The New York Bight consists of the waters from Cape May Inlet in New Jersey to Montauk Point on the eastern tip of Long Island, and offshore to the outer edge of the Continental Shelf, where the coasts of New York and New Jersey form an upside-down L around shallow waters of the Atlantic Ocean.
The plaintiffs are represented by the law firm of Kelly, Drye & Warren. The case will be heard by Judge Tanya Chutkan in the United States District Court for the District of Columbia, Case No. 1:16-cv-02409.
Press inquiries should be directed to Bob Vanasse at Stove Boat Communications, 202-333-2628.
Representatives from several of the plaintiffs, listed below, filed declarations explaining their support for the lawsuit:
- Fisheries Survival Fund (read a second declaration from FSF here and read a declaration filed in support of FSF from the Coonamessett Farm Foundation here)
- Garden State Seafood Association
- Long Island Commercial Fishing Association
- Narragansett Chamber of Commerce (Narragansett, RI)
- Fishermen’s Dock Cooperative (Port Pleasant, New Jersey)
- Rhode Island Fishermen’s Alliance
- City of New Bedford, Massachusetts
- Borough of Barnegat Light, New Jersey
- Town of Narragansett, Rhode Island
Fisheries Survival Fund Opposes An Atlantic Marine Monument; Says It Contradicts The President’s Own Order
WASHINGTON – May 4, 2016 – The organization representing the Atlantic sea scallop industry, one of the most economically valuable fisheries in the nation, has written to the White House opposing the creation of an Atlantic Marine Monument, noting that such an action subverts public processes, and contradicts the President’s own executive order on public participation in the regulatory process.
The Fisheries Survival Fund (FSF), an organization that comprises the majority of the Limited Access Atlantic sea scallop fleet, is one of the many stakeholders that frequently participates in the public fisheries management process. FSF opposes any attempts to circumvent this process, as noted in the letter.
“We strongly urge the President to not designate any marine monuments in New England, but rather to allow the public process to continue moving forward,” states the letter, which was sent to the White House Council on Environmental Quality. “Let the President’s legacy be that he allowed the public to have a voice in how we manage our shared resources.”
The White House has been considering designating an offshore monument in the Northeast Atlantic at the behest of several environmental groups, an authority granted by the Antiquities Act. President Bush previously used this authority to create two expansive monuments in the Pacific Ocean around Hawaii and the Northern Mariana Islands.
As argued in the letter, “Public areas and public resources should be managed in an open and transparent manner, not an imperial stroke of the pen.” In fact, several regulations have already been developed through the Council process that ensure fisheries are properly conserving and managing marine resources.

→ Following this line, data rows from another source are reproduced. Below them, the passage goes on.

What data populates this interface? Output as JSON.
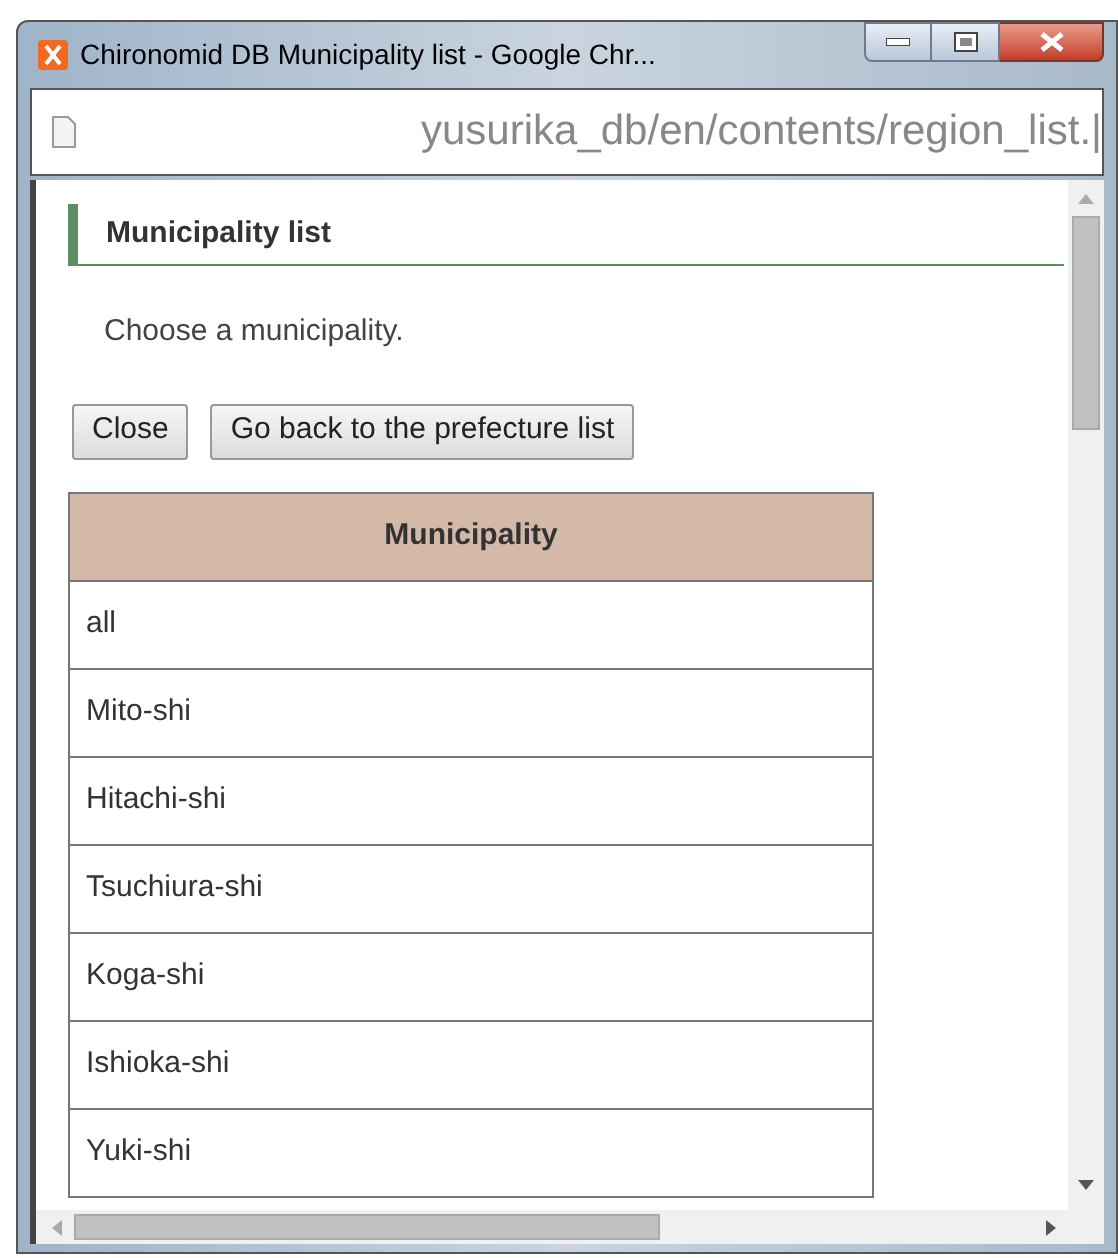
{
  "window": {
    "title": "Chironomid DB Municipality list - Google Chr..."
  },
  "address_bar": {
    "url": "yusurika_db/en/contents/region_list.|"
  },
  "heading": "Municipality list",
  "instruction": "Choose a municipality.",
  "buttons": [
    "Close",
    "Go back to the prefecture list"
  ],
  "table": {
    "columns": [
      "Municipality"
    ],
    "rows": [
      [
        "all"
      ],
      [
        "Mito-shi"
      ],
      [
        "Hitachi-shi"
      ],
      [
        "Tsuchiura-shi"
      ],
      [
        "Koga-shi"
      ],
      [
        "Ishioka-shi"
      ],
      [
        "Yuki-shi"
      ]
    ]
  }
}
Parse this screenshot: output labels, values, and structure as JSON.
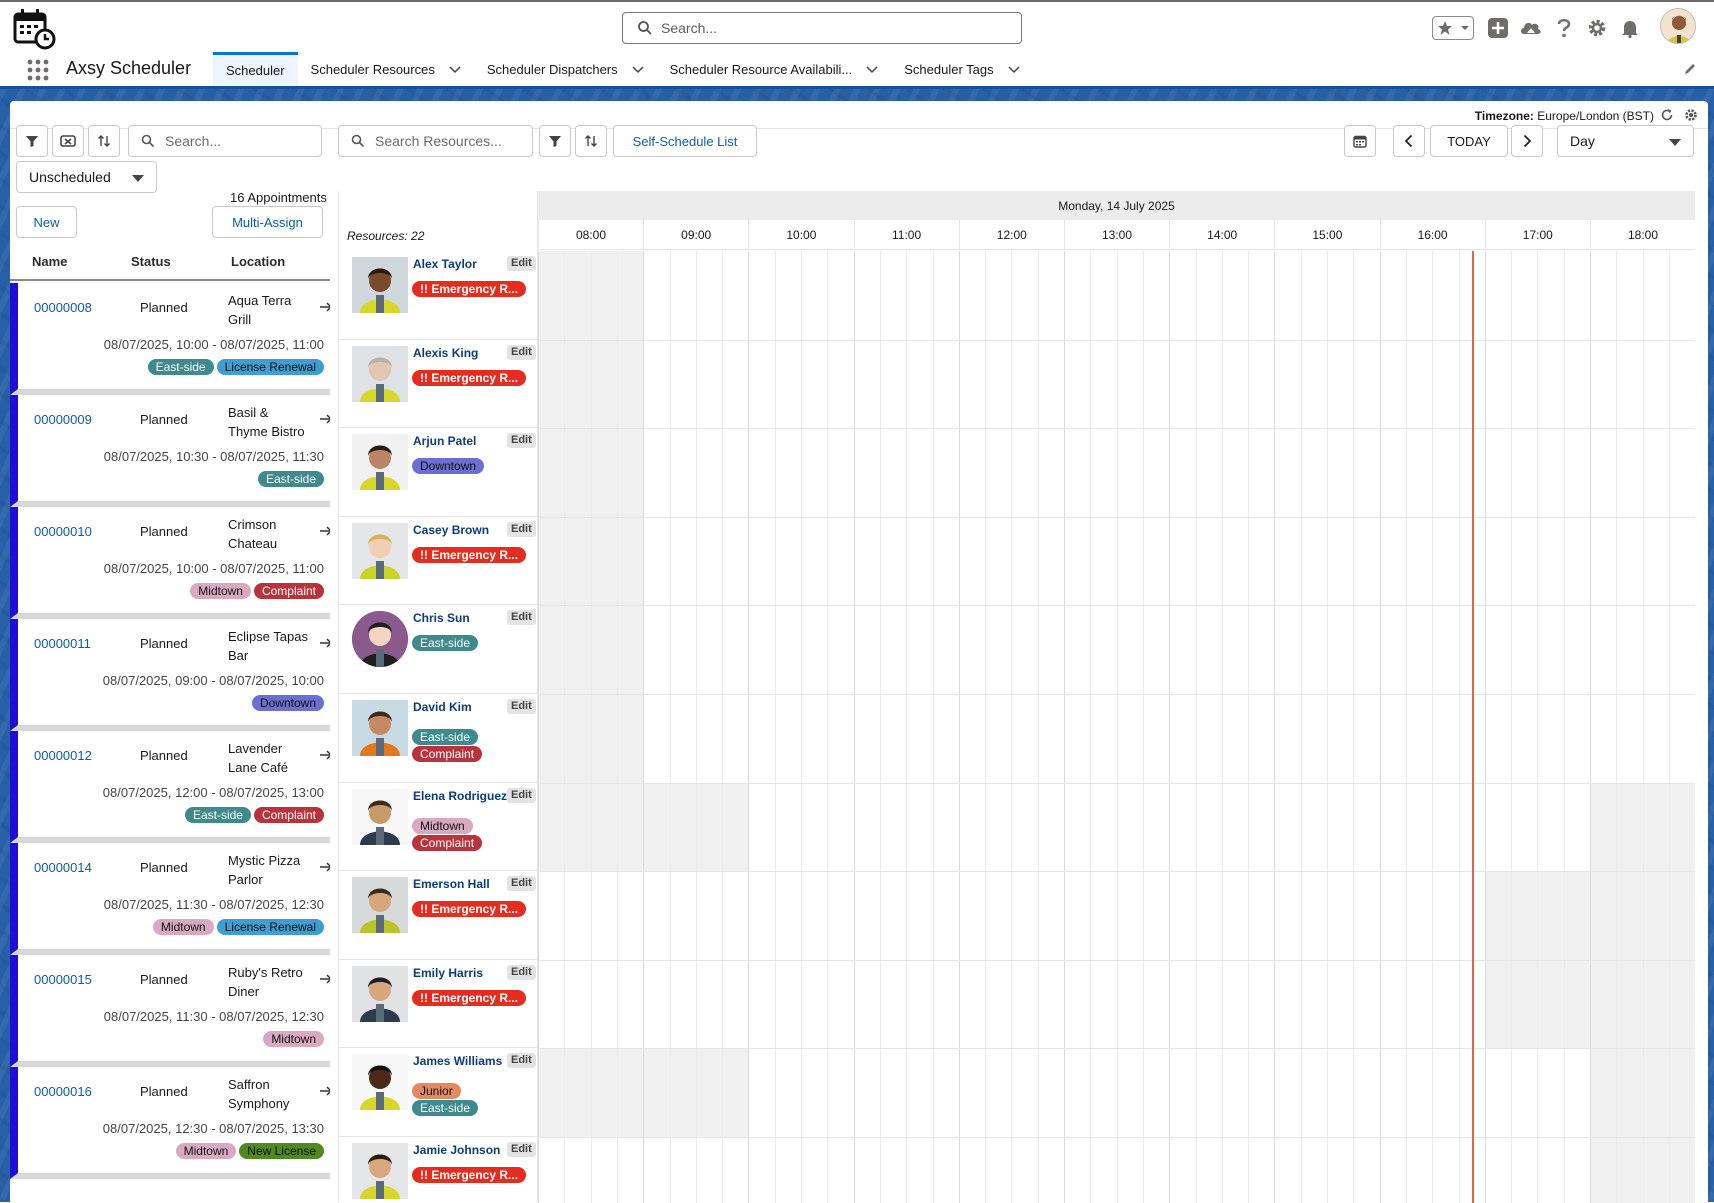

FSF’s position mirrors that of Executive Order 13563, authored by President Obama himself, which states in part that regulations must be based on the best available science, involve public participation, and include greater coordination across agencies. The current management system is more consistent with these standards than a monument designation, which could be abused by a few select insiders. Through regional councils, the government is already protecting Cashes Ledge and deep-water corals.
If the Administration insists on the designation of a monument, the President should accept recommendations made by members of the Atlantic States Marine Fisheries Commission (ASMFC) Rhode Island Delegation, in consultation with other regional fisheries organizations, and approved unanimously by the ASMFC. Their proposal would ensure the protection of deep-water corals and ocean canyon substrates while allowing for fishing that would not affect the protected areas.